▶ [Exercise goal]: Copy each line in the data below that contains the word "name".

▶ [Exercise data]:
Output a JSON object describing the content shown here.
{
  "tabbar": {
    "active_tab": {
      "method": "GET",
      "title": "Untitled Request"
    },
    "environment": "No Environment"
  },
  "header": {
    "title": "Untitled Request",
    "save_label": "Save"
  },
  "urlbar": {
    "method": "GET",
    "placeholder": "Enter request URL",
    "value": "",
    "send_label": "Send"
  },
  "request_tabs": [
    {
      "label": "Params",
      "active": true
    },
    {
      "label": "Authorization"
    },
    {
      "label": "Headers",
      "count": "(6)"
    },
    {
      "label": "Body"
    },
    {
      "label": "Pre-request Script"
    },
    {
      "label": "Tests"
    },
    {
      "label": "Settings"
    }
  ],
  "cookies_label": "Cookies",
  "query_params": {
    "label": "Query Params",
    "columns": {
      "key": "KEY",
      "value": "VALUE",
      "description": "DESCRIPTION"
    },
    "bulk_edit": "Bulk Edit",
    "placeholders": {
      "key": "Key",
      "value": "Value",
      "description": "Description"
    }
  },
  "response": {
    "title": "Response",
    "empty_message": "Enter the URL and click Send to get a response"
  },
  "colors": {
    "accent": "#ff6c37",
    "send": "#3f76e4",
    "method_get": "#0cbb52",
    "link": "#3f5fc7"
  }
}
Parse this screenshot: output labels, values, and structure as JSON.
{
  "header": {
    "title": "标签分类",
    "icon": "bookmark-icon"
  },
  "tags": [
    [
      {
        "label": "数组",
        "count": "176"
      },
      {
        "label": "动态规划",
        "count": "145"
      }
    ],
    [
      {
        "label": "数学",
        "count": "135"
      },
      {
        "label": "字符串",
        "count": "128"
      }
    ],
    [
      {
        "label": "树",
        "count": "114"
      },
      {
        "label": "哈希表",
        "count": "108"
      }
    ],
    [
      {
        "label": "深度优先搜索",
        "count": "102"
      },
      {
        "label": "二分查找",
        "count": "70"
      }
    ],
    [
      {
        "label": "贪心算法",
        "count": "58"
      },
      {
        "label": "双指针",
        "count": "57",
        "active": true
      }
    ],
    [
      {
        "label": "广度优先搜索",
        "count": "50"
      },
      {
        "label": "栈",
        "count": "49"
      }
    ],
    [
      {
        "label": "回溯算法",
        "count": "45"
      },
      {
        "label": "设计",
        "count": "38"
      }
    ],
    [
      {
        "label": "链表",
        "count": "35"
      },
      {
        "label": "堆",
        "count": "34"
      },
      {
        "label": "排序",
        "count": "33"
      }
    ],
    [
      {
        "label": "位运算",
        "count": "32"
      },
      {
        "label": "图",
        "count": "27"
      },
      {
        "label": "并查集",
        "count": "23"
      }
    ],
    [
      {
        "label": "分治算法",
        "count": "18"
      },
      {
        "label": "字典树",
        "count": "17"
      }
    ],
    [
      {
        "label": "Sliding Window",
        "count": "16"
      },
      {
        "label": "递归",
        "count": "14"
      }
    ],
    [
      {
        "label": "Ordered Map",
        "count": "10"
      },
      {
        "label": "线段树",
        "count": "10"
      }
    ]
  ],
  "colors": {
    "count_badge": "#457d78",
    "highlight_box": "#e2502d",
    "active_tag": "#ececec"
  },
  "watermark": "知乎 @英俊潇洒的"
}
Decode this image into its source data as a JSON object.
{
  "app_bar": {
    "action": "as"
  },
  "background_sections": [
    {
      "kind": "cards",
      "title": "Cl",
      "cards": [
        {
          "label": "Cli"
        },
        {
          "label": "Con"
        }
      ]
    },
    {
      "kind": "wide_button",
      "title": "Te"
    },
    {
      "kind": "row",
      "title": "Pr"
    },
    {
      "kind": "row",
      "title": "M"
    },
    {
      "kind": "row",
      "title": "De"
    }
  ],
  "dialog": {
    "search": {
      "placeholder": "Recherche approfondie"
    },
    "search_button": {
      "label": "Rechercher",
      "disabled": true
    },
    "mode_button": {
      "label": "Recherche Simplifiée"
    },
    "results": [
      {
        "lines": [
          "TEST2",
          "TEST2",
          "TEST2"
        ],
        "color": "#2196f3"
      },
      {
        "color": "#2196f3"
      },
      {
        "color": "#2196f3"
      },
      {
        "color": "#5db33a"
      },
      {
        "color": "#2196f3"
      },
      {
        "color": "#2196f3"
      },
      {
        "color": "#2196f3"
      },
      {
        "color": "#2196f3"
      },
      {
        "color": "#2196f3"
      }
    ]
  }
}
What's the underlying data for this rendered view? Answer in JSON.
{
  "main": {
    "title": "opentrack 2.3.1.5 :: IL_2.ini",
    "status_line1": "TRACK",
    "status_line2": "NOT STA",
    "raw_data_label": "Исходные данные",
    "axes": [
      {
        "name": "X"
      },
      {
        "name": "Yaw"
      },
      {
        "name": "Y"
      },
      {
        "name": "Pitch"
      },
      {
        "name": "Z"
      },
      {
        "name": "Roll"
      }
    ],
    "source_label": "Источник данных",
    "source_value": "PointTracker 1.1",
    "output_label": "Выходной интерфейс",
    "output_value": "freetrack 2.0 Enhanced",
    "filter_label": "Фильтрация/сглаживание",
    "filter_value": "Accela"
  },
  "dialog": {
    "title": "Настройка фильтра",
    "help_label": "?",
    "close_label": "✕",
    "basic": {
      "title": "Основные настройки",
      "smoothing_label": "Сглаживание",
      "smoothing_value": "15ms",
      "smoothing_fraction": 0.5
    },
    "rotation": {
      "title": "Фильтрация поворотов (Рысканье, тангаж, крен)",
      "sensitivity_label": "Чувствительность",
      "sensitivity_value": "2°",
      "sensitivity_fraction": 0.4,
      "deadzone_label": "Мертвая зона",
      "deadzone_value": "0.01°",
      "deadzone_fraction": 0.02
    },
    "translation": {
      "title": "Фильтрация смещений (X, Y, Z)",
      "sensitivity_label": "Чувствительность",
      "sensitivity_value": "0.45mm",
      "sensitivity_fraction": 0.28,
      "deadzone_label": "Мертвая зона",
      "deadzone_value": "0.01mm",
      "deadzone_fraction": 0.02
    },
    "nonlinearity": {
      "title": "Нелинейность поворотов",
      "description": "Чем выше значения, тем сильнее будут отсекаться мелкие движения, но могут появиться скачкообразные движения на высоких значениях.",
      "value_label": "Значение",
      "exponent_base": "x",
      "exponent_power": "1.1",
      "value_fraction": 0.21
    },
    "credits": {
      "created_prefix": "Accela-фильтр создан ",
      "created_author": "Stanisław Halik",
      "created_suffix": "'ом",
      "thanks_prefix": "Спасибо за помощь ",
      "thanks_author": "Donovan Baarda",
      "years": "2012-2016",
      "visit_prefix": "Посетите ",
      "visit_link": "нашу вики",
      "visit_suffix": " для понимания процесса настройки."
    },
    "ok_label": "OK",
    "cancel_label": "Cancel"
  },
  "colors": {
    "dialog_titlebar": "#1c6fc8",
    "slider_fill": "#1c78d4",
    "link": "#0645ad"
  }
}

▶ [Solution for this task]:
        "name": "X"
        "name": "Yaw"
        "name": "Y"
        "name": "Pitch"
        "name": "Z"
        "name": "Roll"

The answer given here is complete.